(TASK TO COMPLETE)
Retrieve all lines below that have the string "WLAN".
——
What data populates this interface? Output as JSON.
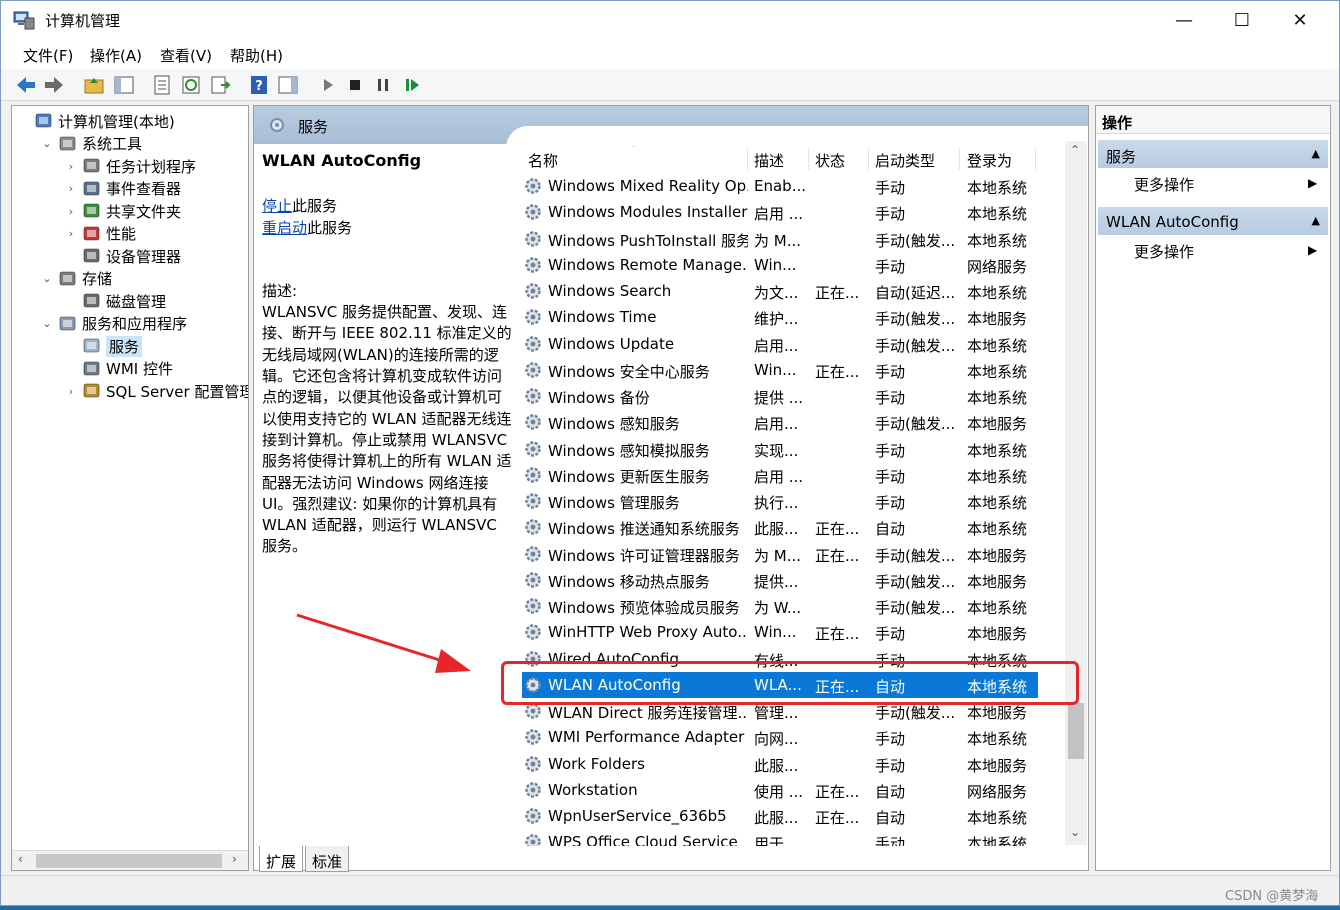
{
  "window": {
    "title": "计算机管理",
    "minimize": "—",
    "maximize": "☐",
    "close": "✕"
  },
  "menu": [
    "文件(F)",
    "操作(A)",
    "查看(V)",
    "帮助(H)"
  ],
  "tree": [
    {
      "label": "计算机管理(本地)",
      "level": 0,
      "chev": "",
      "icon": "computer-management-icon"
    },
    {
      "label": "系统工具",
      "level": 1,
      "chev": "⌄",
      "icon": "system-tools-icon"
    },
    {
      "label": "任务计划程序",
      "level": 2,
      "chev": "›",
      "icon": "task-scheduler-icon"
    },
    {
      "label": "事件查看器",
      "level": 2,
      "chev": "›",
      "icon": "event-viewer-icon"
    },
    {
      "label": "共享文件夹",
      "level": 2,
      "chev": "›",
      "icon": "shared-folders-icon"
    },
    {
      "label": "性能",
      "level": 2,
      "chev": "›",
      "icon": "performance-icon"
    },
    {
      "label": "设备管理器",
      "level": 2,
      "chev": "",
      "icon": "device-manager-icon"
    },
    {
      "label": "存储",
      "level": 1,
      "chev": "⌄",
      "icon": "storage-icon"
    },
    {
      "label": "磁盘管理",
      "level": 2,
      "chev": "",
      "icon": "disk-management-icon"
    },
    {
      "label": "服务和应用程序",
      "level": 1,
      "chev": "⌄",
      "icon": "services-apps-icon"
    },
    {
      "label": "服务",
      "level": 2,
      "chev": "",
      "icon": "services-icon",
      "selected": true
    },
    {
      "label": "WMI 控件",
      "level": 2,
      "chev": "",
      "icon": "wmi-icon"
    },
    {
      "label": "SQL Server 配置管理器",
      "level": 2,
      "chev": "›",
      "icon": "sql-server-icon"
    }
  ],
  "center": {
    "header": "服务",
    "description": {
      "title": "WLAN AutoConfig",
      "stop_link": "停止",
      "stop_rest": "此服务",
      "restart_link": "重启动",
      "restart_rest": "此服务",
      "label": "描述:",
      "text": "WLANSVC 服务提供配置、发现、连接、断开与 IEEE 802.11 标准定义的无线局域网(WLAN)的连接所需的逻辑。它还包含将计算机变成软件访问点的逻辑，以便其他设备或计算机可以使用支持它的 WLAN 适配器无线连接到计算机。停止或禁用 WLANSVC 服务将使得计算机上的所有 WLAN 适配器无法访问 Windows 网络连接 UI。强烈建议: 如果你的计算机具有 WLAN 适配器，则运行 WLANSVC 服务。"
    },
    "columns": [
      "名称",
      "描述",
      "状态",
      "启动类型",
      "登录为"
    ],
    "rows": [
      {
        "name": "Windows Mixed Reality Op...",
        "desc": "Enab...",
        "status": "",
        "startup": "手动",
        "logon": "本地系统"
      },
      {
        "name": "Windows Modules Installer",
        "desc": "启用 ...",
        "status": "",
        "startup": "手动",
        "logon": "本地系统"
      },
      {
        "name": "Windows PushToInstall 服务",
        "desc": "为 M...",
        "status": "",
        "startup": "手动(触发...",
        "logon": "本地系统"
      },
      {
        "name": "Windows Remote Manage...",
        "desc": "Win...",
        "status": "",
        "startup": "手动",
        "logon": "网络服务"
      },
      {
        "name": "Windows Search",
        "desc": "为文...",
        "status": "正在...",
        "startup": "自动(延迟...",
        "logon": "本地系统"
      },
      {
        "name": "Windows Time",
        "desc": "维护...",
        "status": "",
        "startup": "手动(触发...",
        "logon": "本地服务"
      },
      {
        "name": "Windows Update",
        "desc": "启用...",
        "status": "",
        "startup": "手动(触发...",
        "logon": "本地系统"
      },
      {
        "name": "Windows 安全中心服务",
        "desc": "Win...",
        "status": "正在...",
        "startup": "手动",
        "logon": "本地系统"
      },
      {
        "name": "Windows 备份",
        "desc": "提供 ...",
        "status": "",
        "startup": "手动",
        "logon": "本地系统"
      },
      {
        "name": "Windows 感知服务",
        "desc": "启用...",
        "status": "",
        "startup": "手动(触发...",
        "logon": "本地服务"
      },
      {
        "name": "Windows 感知模拟服务",
        "desc": "实现...",
        "status": "",
        "startup": "手动",
        "logon": "本地系统"
      },
      {
        "name": "Windows 更新医生服务",
        "desc": "启用 ...",
        "status": "",
        "startup": "手动",
        "logon": "本地系统"
      },
      {
        "name": "Windows 管理服务",
        "desc": "执行...",
        "status": "",
        "startup": "手动",
        "logon": "本地系统"
      },
      {
        "name": "Windows 推送通知系统服务",
        "desc": "此服...",
        "status": "正在...",
        "startup": "自动",
        "logon": "本地系统"
      },
      {
        "name": "Windows 许可证管理器服务",
        "desc": "为 M...",
        "status": "正在...",
        "startup": "手动(触发...",
        "logon": "本地服务"
      },
      {
        "name": "Windows 移动热点服务",
        "desc": "提供...",
        "status": "",
        "startup": "手动(触发...",
        "logon": "本地服务"
      },
      {
        "name": "Windows 预览体验成员服务",
        "desc": "为 W...",
        "status": "",
        "startup": "手动(触发...",
        "logon": "本地系统"
      },
      {
        "name": "WinHTTP Web Proxy Auto...",
        "desc": "Win...",
        "status": "正在...",
        "startup": "手动",
        "logon": "本地服务"
      },
      {
        "name": "Wired AutoConfig",
        "desc": "有线...",
        "status": "",
        "startup": "手动",
        "logon": "本地系统"
      },
      {
        "name": "WLAN AutoConfig",
        "desc": "WLA...",
        "status": "正在...",
        "startup": "自动",
        "logon": "本地系统",
        "selected": true
      },
      {
        "name": "WLAN Direct 服务连接管理...",
        "desc": "管理...",
        "status": "",
        "startup": "手动(触发...",
        "logon": "本地服务"
      },
      {
        "name": "WMI Performance Adapter",
        "desc": "向网...",
        "status": "",
        "startup": "手动",
        "logon": "本地系统"
      },
      {
        "name": "Work Folders",
        "desc": "此服...",
        "status": "",
        "startup": "手动",
        "logon": "本地服务"
      },
      {
        "name": "Workstation",
        "desc": "使用 ...",
        "status": "正在...",
        "startup": "自动",
        "logon": "网络服务"
      },
      {
        "name": "WpnUserService_636b5",
        "desc": "此服...",
        "status": "正在...",
        "startup": "自动",
        "logon": "本地系统"
      },
      {
        "name": "WPS Office Cloud Service",
        "desc": "用于...",
        "status": "",
        "startup": "手动",
        "logon": "本地系统"
      }
    ],
    "tabs": [
      "扩展",
      "标准"
    ]
  },
  "actions": {
    "title": "操作",
    "groups": [
      {
        "label": "服务",
        "item": "更多操作"
      },
      {
        "label": "WLAN AutoConfig",
        "item": "更多操作"
      }
    ]
  },
  "watermark": "CSDN @黄梦海",
  "colors": {
    "selection": "#0a78d7",
    "highlight_box": "#e8262a",
    "annotation_arrow": "#e8262a"
  }
}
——
(YOUR SOLUTION)
      "title": "WLAN AutoConfig",
      "text": "WLANSVC 服务提供配置、发现、连接、断开与 IEEE 802.11 标准定义的无线局域网(WLAN)的连接所需的逻辑。它还包含将计算机变成软件访问点的逻辑，以便其他设备或计算机可以使用支持它的 WLAN 适配器无线连接到计算机。停止或禁用 WLANSVC 服务将使得计算机上的所有 WLAN 适配器无法访问 Windows 网络连接 UI。强烈建议: 如果你的计算机具有 WLAN 适配器，则运行 WLANSVC 服务。"
        "name": "WLAN AutoConfig",
        "name": "WLAN Direct 服务连接管理...",
        "label": "WLAN AutoConfig",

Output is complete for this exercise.